Health News Review

The journal PLoS Medicine has begun to publish a series of articles -  “a multidisciplinary approach to exploring the role in health of Big Food, which we define as the multinational food and beverage industry with huge and concentrated market power.”  Excerpt of an editors’ note:

Original image by Todd Hryckowian at flickr.com, with enhancements by Lizzy Parisotto, PLoS.

“The time is ripe for PLoS Medicine to shine a light on Big Food. Foremost, large food and beverage companies now have an undeniably influential presence on the global health stage. Whether it’s food company executives providing expertise at major conferences and high-level UN meetings or major global health funders lecturing on what nongovernmental organizations can learn from Coca-Cola, the perspectives and experiences of Big Food are shaping the field of global health. At the same time that their expertise is elevated in global health debates, food companies are rebranding themselves as “nutrition companies,” offering business acumen and knowledge in food science and distribution, and asserting authority over solutions to problems not just of food production but of malnutrition, obesity, and even poverty. The legitimization of food companies as global health experts is further fueled by the growing number of private-public partnerships with public health organizations, ostensibly designed to foster collaborative action to improve people’s health and wellbeing. And yet food companies’ primary obligation is to drive profit by selling food. Why does the global health community find this acceptable and how do these conflicts of interest play out?

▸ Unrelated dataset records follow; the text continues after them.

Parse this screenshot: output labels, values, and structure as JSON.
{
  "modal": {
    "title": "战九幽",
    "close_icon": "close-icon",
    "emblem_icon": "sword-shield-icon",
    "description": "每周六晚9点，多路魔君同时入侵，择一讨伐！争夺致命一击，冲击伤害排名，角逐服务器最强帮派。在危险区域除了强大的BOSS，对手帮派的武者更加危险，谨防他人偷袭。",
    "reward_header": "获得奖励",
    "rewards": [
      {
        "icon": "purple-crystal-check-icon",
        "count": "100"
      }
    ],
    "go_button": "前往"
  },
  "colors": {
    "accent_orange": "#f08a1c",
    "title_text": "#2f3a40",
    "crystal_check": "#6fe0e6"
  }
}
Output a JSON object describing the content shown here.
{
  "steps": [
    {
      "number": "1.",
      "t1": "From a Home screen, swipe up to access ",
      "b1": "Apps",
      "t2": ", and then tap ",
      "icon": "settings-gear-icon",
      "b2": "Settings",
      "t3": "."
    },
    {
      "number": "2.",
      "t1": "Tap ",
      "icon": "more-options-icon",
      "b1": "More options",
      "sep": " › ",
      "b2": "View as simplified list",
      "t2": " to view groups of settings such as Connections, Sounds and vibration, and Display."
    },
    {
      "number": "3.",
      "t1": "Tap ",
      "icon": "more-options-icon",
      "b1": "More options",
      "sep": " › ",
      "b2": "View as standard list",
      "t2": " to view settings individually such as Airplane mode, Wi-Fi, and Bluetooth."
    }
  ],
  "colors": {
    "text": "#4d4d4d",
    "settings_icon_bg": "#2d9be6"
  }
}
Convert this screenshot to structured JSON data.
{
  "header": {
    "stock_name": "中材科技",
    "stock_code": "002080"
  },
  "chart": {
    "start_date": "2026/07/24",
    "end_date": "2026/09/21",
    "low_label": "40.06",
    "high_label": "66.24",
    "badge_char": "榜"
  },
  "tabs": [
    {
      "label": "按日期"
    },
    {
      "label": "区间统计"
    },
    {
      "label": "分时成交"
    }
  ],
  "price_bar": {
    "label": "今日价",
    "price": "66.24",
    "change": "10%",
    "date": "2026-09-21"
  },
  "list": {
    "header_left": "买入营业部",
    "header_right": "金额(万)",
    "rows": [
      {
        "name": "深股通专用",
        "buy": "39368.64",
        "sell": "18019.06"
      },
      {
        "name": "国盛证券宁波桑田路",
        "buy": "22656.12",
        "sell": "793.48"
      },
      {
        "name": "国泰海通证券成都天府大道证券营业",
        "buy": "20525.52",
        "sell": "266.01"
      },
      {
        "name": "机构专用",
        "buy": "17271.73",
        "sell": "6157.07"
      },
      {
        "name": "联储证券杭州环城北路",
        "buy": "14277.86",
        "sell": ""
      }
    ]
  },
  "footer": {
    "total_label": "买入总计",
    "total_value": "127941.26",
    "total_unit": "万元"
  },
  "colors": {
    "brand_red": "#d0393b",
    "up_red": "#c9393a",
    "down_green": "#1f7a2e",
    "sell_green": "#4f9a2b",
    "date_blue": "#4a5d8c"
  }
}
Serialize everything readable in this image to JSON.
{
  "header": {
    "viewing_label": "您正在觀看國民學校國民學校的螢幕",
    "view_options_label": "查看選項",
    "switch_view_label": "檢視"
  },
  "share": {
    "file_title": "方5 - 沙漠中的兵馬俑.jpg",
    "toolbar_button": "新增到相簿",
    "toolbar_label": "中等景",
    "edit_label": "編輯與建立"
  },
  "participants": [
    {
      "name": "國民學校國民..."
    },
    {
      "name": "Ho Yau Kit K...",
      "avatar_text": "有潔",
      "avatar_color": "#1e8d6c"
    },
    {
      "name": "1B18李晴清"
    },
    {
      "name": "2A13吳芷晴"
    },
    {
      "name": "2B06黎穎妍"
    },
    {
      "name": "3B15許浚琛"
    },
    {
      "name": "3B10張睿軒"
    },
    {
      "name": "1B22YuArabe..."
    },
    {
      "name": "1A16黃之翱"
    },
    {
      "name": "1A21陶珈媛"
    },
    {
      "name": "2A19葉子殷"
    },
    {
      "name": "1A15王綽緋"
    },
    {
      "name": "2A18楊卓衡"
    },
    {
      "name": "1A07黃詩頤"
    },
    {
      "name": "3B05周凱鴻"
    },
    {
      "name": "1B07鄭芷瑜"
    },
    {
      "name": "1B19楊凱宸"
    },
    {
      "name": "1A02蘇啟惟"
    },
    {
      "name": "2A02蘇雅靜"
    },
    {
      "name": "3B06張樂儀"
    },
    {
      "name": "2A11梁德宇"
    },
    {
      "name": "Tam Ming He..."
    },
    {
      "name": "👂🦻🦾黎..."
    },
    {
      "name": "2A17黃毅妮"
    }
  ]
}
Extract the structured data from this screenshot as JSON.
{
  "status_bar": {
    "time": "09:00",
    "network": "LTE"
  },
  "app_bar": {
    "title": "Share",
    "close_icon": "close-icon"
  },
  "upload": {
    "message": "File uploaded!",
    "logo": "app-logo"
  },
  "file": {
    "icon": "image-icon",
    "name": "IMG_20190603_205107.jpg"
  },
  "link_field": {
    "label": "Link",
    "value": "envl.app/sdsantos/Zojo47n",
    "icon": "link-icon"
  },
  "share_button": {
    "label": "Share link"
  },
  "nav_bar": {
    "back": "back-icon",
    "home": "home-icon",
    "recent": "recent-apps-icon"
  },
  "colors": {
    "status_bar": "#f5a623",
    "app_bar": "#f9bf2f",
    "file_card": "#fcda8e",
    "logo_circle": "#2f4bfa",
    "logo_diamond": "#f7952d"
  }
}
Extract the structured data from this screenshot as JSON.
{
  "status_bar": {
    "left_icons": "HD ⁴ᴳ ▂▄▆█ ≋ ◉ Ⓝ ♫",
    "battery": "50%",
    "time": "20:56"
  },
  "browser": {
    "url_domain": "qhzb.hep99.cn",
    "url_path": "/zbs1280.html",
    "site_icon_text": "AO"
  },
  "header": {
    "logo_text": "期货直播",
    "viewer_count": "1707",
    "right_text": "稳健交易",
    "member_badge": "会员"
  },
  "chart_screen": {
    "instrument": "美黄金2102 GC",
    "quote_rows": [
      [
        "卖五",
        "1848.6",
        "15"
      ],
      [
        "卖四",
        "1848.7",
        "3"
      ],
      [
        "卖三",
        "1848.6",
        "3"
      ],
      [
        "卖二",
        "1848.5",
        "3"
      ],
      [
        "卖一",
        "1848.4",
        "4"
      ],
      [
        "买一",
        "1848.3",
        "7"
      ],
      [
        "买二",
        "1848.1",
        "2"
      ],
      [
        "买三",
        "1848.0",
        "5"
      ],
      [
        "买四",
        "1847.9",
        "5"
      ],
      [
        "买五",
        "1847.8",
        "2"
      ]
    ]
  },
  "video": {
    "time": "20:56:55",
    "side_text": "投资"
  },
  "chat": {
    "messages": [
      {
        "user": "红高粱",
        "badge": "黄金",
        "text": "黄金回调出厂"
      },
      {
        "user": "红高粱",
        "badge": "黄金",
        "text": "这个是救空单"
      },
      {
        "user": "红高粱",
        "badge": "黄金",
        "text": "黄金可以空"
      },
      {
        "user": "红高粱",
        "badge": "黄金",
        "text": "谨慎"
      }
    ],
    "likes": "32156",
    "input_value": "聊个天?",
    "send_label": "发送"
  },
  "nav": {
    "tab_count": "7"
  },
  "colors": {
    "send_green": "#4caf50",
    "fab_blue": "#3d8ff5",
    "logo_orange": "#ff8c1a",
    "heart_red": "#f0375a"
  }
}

Indeed, while problems of obesity and associated disease are dominating discussions and debates in health around the world, there’s a concomitant gulf of critical perspectives on the food industry’s role and competing interests. Despite PLoS Medicine‘s longstanding interest in the tobacco, pharmaceutical, and other industries in health, for example, we have paid relatively little attention to the activities and influence of food and beverage companies.”

Here are links to two pieces:

Comments

mary posted on June 22, 2012 at 7:20 pm

Great Read! We need to join together as ‘eaters’ and force more nutritous meals out of the big companies!

Ramachandran posted on June 22, 2012 at 11:34 pm

Eat to living; don’t live to eat

kala posted on June 25, 2012 at 3:27 pm

Consider this blurb from the AARP Bulletin of May 30, 2012
Tax Attack:Is it time for a sugar tax?

Take a moment to consider this health care prescription from Adam Smith: “Sugar, rum and tobacco are commodities which are nowhere necessaries of life, [but] which are … objects of almost universal consumption and which are therefore extremely proper subjects of taxation.” In the two centuries since, policy-makers have followed his advice — with one glaring exception: sugar.
Maybe this issue has finally reached the mainstream, as it should have done years ago.